A Myanmar delegation is expected to conclude its five-day visit to Rohingya refugee camps along the Bangladeshi border today. The
A Myanmar delegation is expected to conclude its five-day visit to Rohingya refugee camps along the Bangladeshi border today.
The purpose of their visit was to assess Rohingya refugees for a pilot program aiming to repatriate them to Myanmar. The program has spaces for 1,140 people with 711 people accepted thus far. Around a million Rohingya refugees are living in unsanitary, fire-prone camps along the Bangladeshi border—most having fled there following a Myanmar military crackdown in 2017.

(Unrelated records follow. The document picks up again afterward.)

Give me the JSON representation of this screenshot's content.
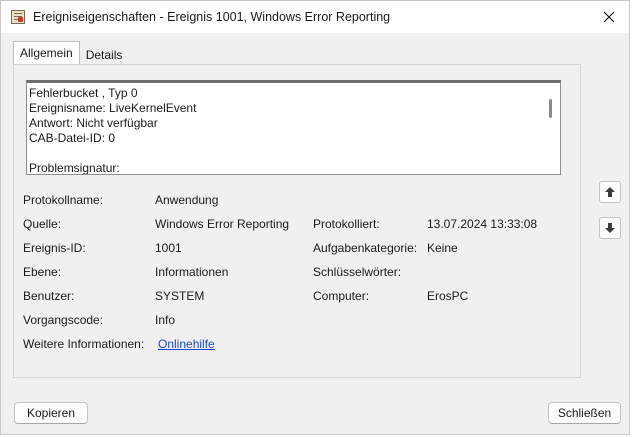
{
  "window": {
    "title": "Ereigniseigenschaften - Ereignis 1001, Windows Error Reporting"
  },
  "tabs": [
    {
      "label": "Allgemein",
      "active": true
    },
    {
      "label": "Details",
      "active": false
    }
  ],
  "description_lines": [
    "Fehlerbucket , Typ 0",
    "Ereignisname: LiveKernelEvent",
    "Antwort: Nicht verfügbar",
    "CAB-Datei-ID: 0",
    "",
    "Problemsignatur:"
  ],
  "fields": {
    "log_name": {
      "label": "Protokollname:",
      "value": "Anwendung"
    },
    "source": {
      "label": "Quelle:",
      "value": "Windows Error Reporting"
    },
    "logged": {
      "label": "Protokolliert:",
      "value": "13.07.2024 13:33:08"
    },
    "event_id": {
      "label": "Ereignis-ID:",
      "value": "1001"
    },
    "task_category": {
      "label": "Aufgabenkategorie:",
      "value": "Keine"
    },
    "level": {
      "label": "Ebene:",
      "value": "Informationen"
    },
    "keywords": {
      "label": "Schlüsselwörter:",
      "value": ""
    },
    "user": {
      "label": "Benutzer:",
      "value": "SYSTEM"
    },
    "computer": {
      "label": "Computer:",
      "value": "ErosPC"
    },
    "opcode": {
      "label": "Vorgangscode:",
      "value": "Info"
    },
    "more_info": {
      "label": "Weitere Informationen:",
      "link": "Onlinehilfe"
    }
  },
  "buttons": {
    "copy": "Kopieren",
    "close": "Schließen"
  },
  "icons": {
    "app": "event-viewer-icon",
    "close": "close-icon",
    "up": "arrow-up-icon",
    "down": "arrow-down-icon"
  },
  "colors": {
    "link": "#1a4bcc",
    "dialog_bg": "#f0f0f0"
  }
}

However, the program is unlikely to see mass repatriations in the short-to-medium term. While Myanmar signed a 2017 agreement with Bangladesh promising repatriation, no substantive efforts have followed. Indeed, Myanmar’s military junta still refuses to officially recognize Rohingya Muslims as citizens inside their overwhelmingly Buddhist state. Furthermore, there has been nothing to suggest that the government will guarantee the safety of refugees should they return. Thus, even if the program was to be expanded beyond the pilot, it is highly unlikely many refugees would be willing to return to Myanmar.
However, the deteriorating conditions inside the refugee camps—recently exacerbated by cuts in food rations—will likely continue to motivate Rohingya refugees to seek shelter elsewhere—including undertaking dangerous sea journeys to other countries in the region.